The force acting on a levitating droplet/particle can be calibrated
by using gravity as in the Millikan experiment. It is convenient to
tilt the chip, i.e. to use "magnetic incline". We have used this
to achive femtonewton resolution in force. However, this resolution
can be improved by several orders of magnitude.
Consider typical, 3 micron in diameter droplet.
It has volume about 15 femtoliter and weight 150 femtonewtons.
By controlling tilt angle with resolution of 0.1 millirad, it is
feasible to calibrate force acting on the droplet with resolution
15 attonewtons. Typically droplet(s) are captured in a potential well.
Tilt means droplet shift in this well. The "force constant" in such
well in the direction parallel to the slit between the magnets
can be as small as 10 attonewton/micron. With video system
(microscope + camera) resolution of 0.1micron this provides possibility
to control force with attonewton resolution.

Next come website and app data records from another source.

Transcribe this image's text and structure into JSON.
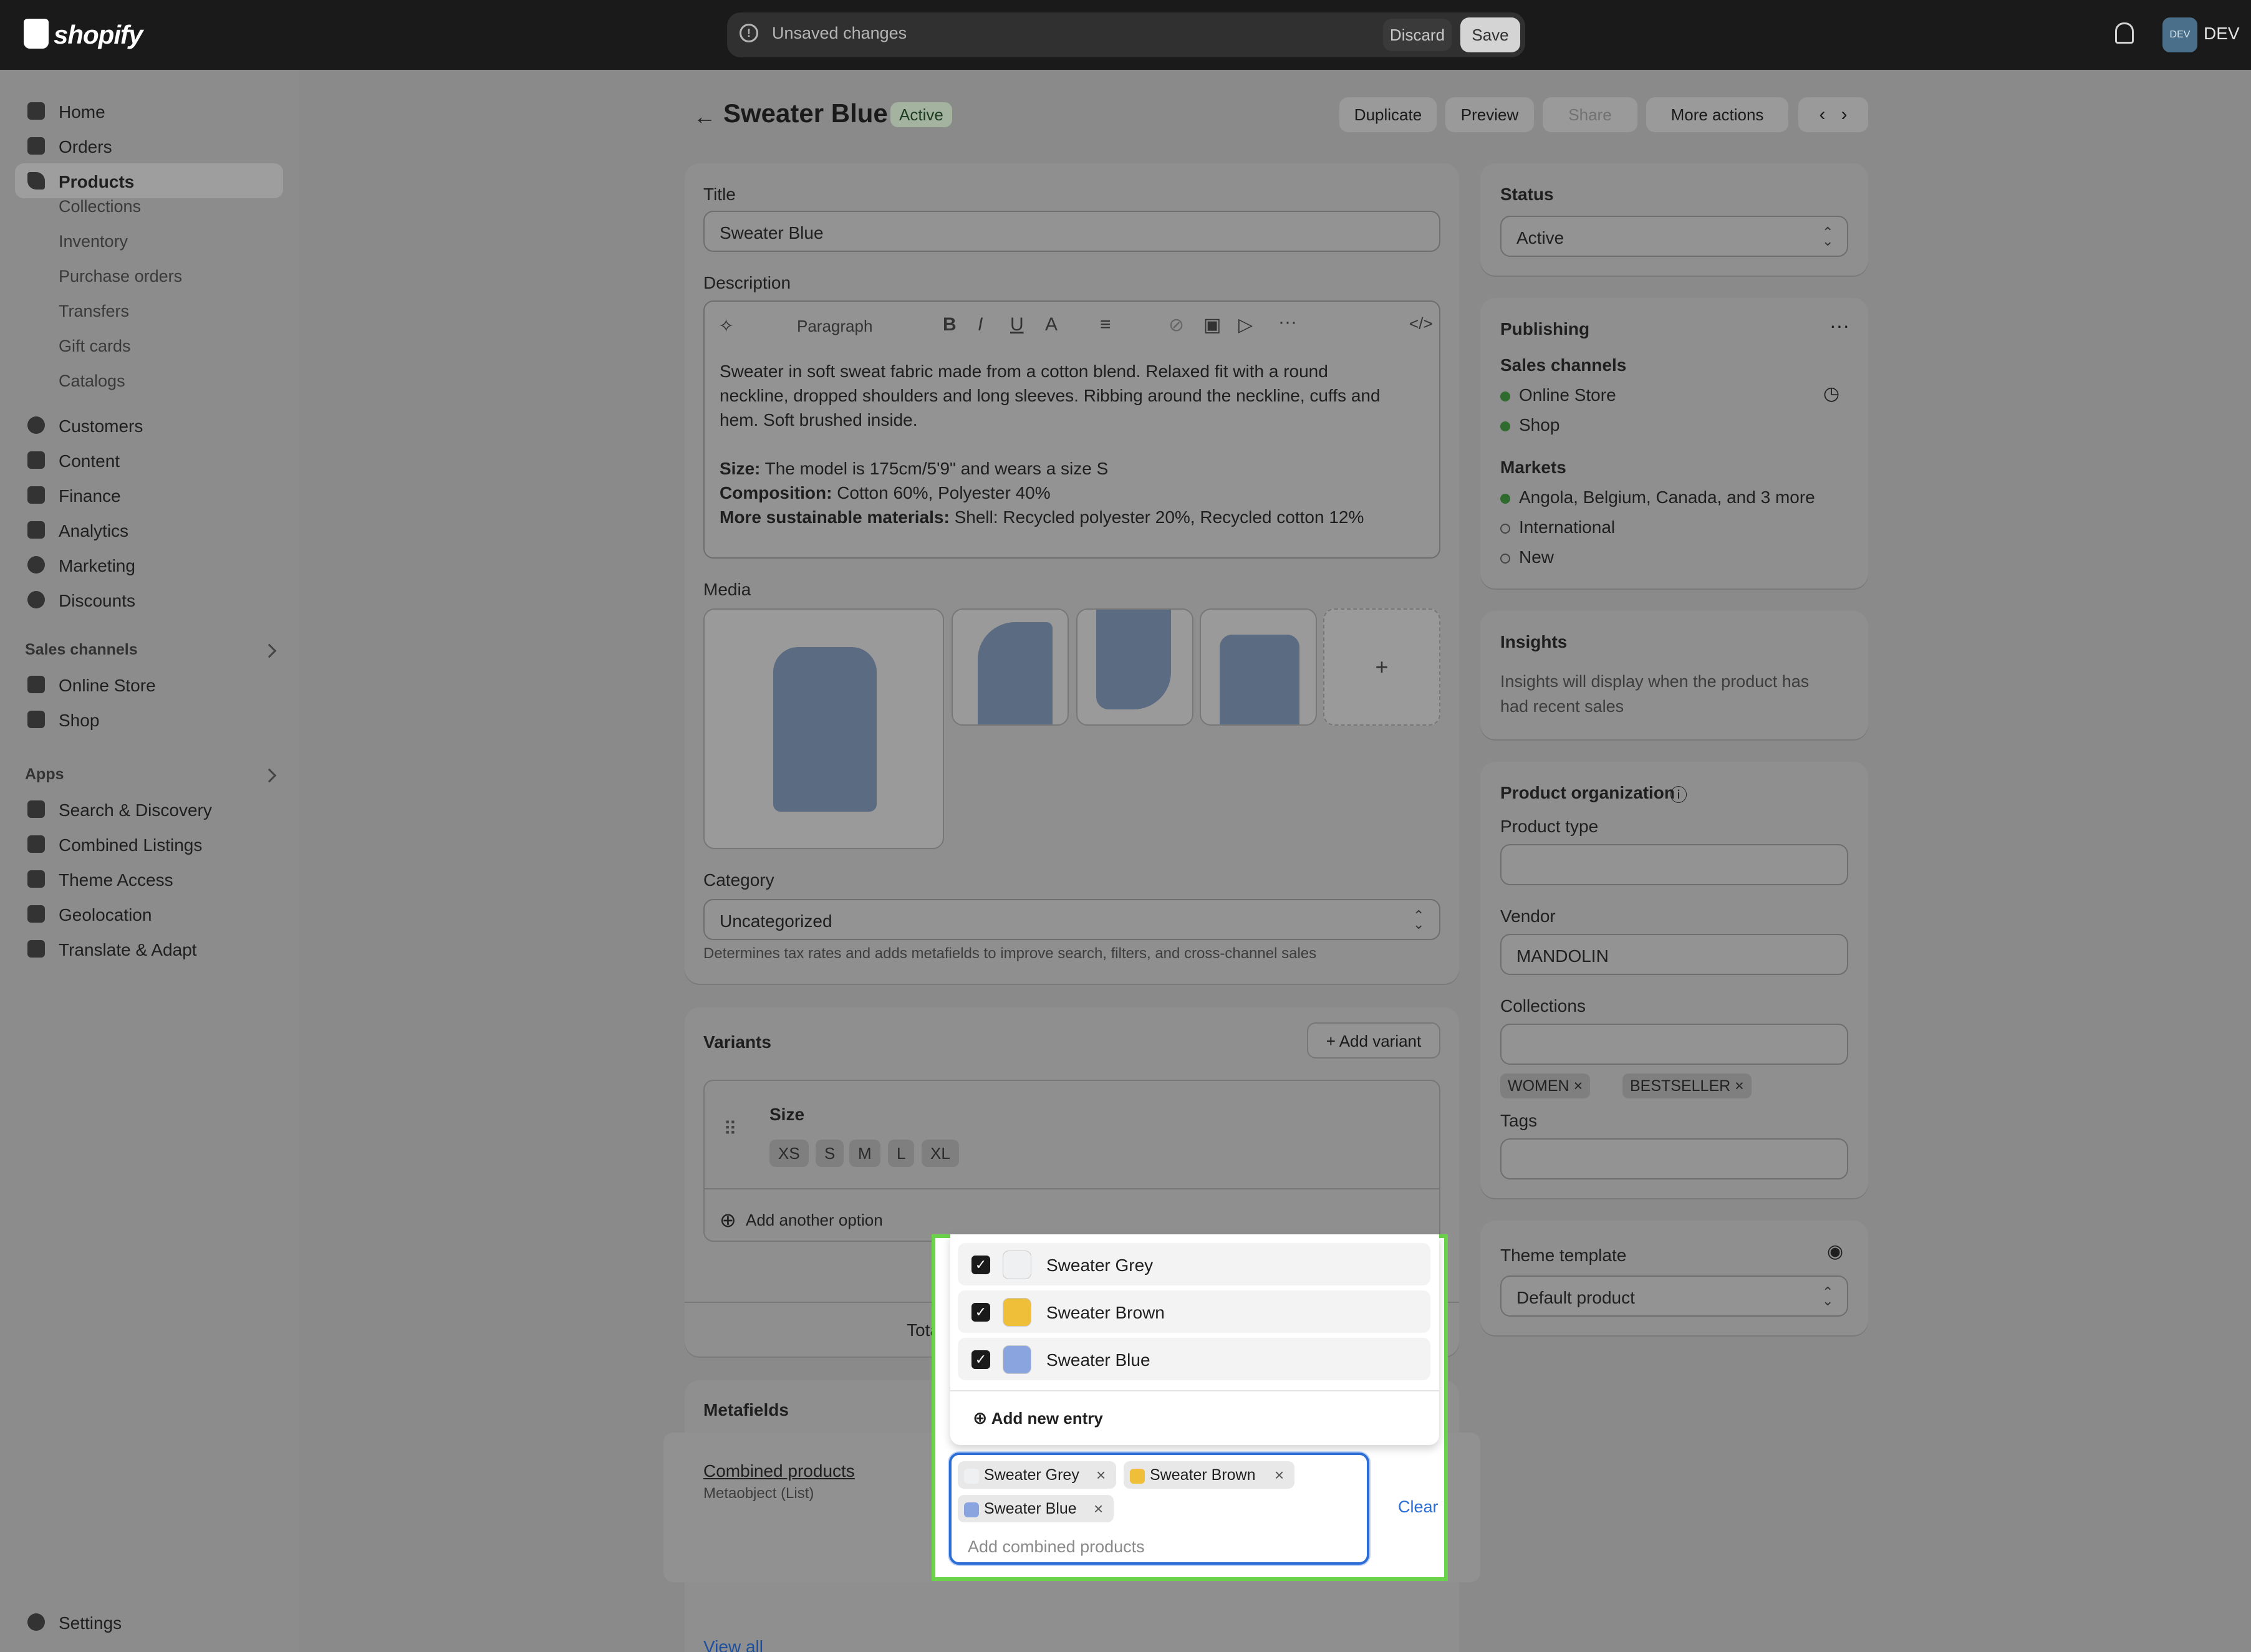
{
  "topbar": {
    "logo_text": "shopify",
    "unsaved_text": "Unsaved changes",
    "discard_label": "Discard",
    "save_label": "Save",
    "avatar_initials": "DEV",
    "user_label": "DEV"
  },
  "sidebar": {
    "main": [
      {
        "label": "Home",
        "icon": "home-icon"
      },
      {
        "label": "Orders",
        "icon": "inbox-icon"
      },
      {
        "label": "Products",
        "icon": "tag-icon"
      }
    ],
    "products_sub": [
      "Collections",
      "Inventory",
      "Purchase orders",
      "Transfers",
      "Gift cards",
      "Catalogs"
    ],
    "secondary": [
      {
        "label": "Customers",
        "icon": "person-icon"
      },
      {
        "label": "Content",
        "icon": "content-icon"
      },
      {
        "label": "Finance",
        "icon": "bank-icon"
      },
      {
        "label": "Analytics",
        "icon": "chart-icon"
      },
      {
        "label": "Marketing",
        "icon": "target-icon"
      },
      {
        "label": "Discounts",
        "icon": "discount-icon"
      }
    ],
    "sales_channels_label": "Sales channels",
    "sales_channels": [
      "Online Store",
      "Shop"
    ],
    "apps_label": "Apps",
    "apps": [
      "Search & Discovery",
      "Combined Listings",
      "Theme Access",
      "Geolocation",
      "Translate & Adapt"
    ],
    "settings_label": "Settings"
  },
  "header": {
    "title": "Sweater Blue",
    "status_badge": "Active",
    "duplicate": "Duplicate",
    "preview": "Preview",
    "share": "Share",
    "more_actions": "More actions"
  },
  "product": {
    "title_label": "Title",
    "title_value": "Sweater Blue",
    "description_label": "Description",
    "paragraph_select": "Paragraph",
    "desc_line1": "Sweater in soft sweat fabric made from a cotton blend. Relaxed fit with a round",
    "desc_line2": "neckline, dropped shoulders and long sleeves. Ribbing around the neckline, cuffs and",
    "desc_line3": "hem. Soft brushed inside.",
    "size_label": "Size:",
    "size_value": " The model is 175cm/5'9\" and wears a size S",
    "composition_label": "Composition:",
    "composition_value": " Cotton 60%, Polyester 40%",
    "sustainable_label": "More sustainable materials:",
    "sustainable_value": " Shell: Recycled polyester 20%, Recycled cotton 12%",
    "media_label": "Media",
    "media_add": "+",
    "category_label": "Category",
    "category_value": "Uncategorized",
    "category_help": "Determines tax rates and adds metafields to improve search, filters, and cross-channel sales"
  },
  "variants": {
    "title": "Variants",
    "add_variant": "Add variant",
    "option_name": "Size",
    "option_values": [
      "XS",
      "S",
      "M",
      "L",
      "XL"
    ],
    "add_option": "Add another option",
    "total_partial": "Total i"
  },
  "metafields": {
    "title": "Metafields",
    "combined_label": "Combined products",
    "combined_type": "Metaobject (List)",
    "view_all": "View all"
  },
  "dropdown": {
    "options": [
      {
        "label": "Sweater Grey",
        "color": "#eef0f2",
        "checked": true
      },
      {
        "label": "Sweater Brown",
        "color": "#f0bf3a",
        "checked": true
      },
      {
        "label": "Sweater Blue",
        "color": "#8aa4e0",
        "checked": true
      }
    ],
    "add_new": "Add new entry",
    "selected": [
      {
        "label": "Sweater Grey",
        "color": "#eef0f2"
      },
      {
        "label": "Sweater Brown",
        "color": "#f0bf3a"
      },
      {
        "label": "Sweater Blue",
        "color": "#8aa4e0"
      }
    ],
    "placeholder": "Add combined products",
    "clear": "Clear"
  },
  "status_card": {
    "title": "Status",
    "value": "Active"
  },
  "publishing": {
    "title": "Publishing",
    "sales_channels_label": "Sales channels",
    "channels": [
      "Online Store",
      "Shop"
    ],
    "markets_label": "Markets",
    "markets": [
      {
        "label": "Angola, Belgium, Canada, and 3 more",
        "active": true
      },
      {
        "label": "International",
        "active": false
      },
      {
        "label": "New",
        "active": false
      }
    ]
  },
  "insights": {
    "title": "Insights",
    "text_line1": "Insights will display when the product has",
    "text_line2": "had recent sales"
  },
  "organization": {
    "title": "Product organization",
    "product_type_label": "Product type",
    "vendor_label": "Vendor",
    "vendor_value": "MANDOLIN",
    "collections_label": "Collections",
    "collection_tags": [
      "WOMEN",
      "BESTSELLER"
    ],
    "tags_label": "Tags"
  },
  "theme": {
    "title": "Theme template",
    "value": "Default product"
  }
}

Of course, with such
small value of force constant the amplitude of brownian motion (see next
movie) can reach 10 micron.
However, large enough statistic provides possibility
for accurate measurements (see
for more details).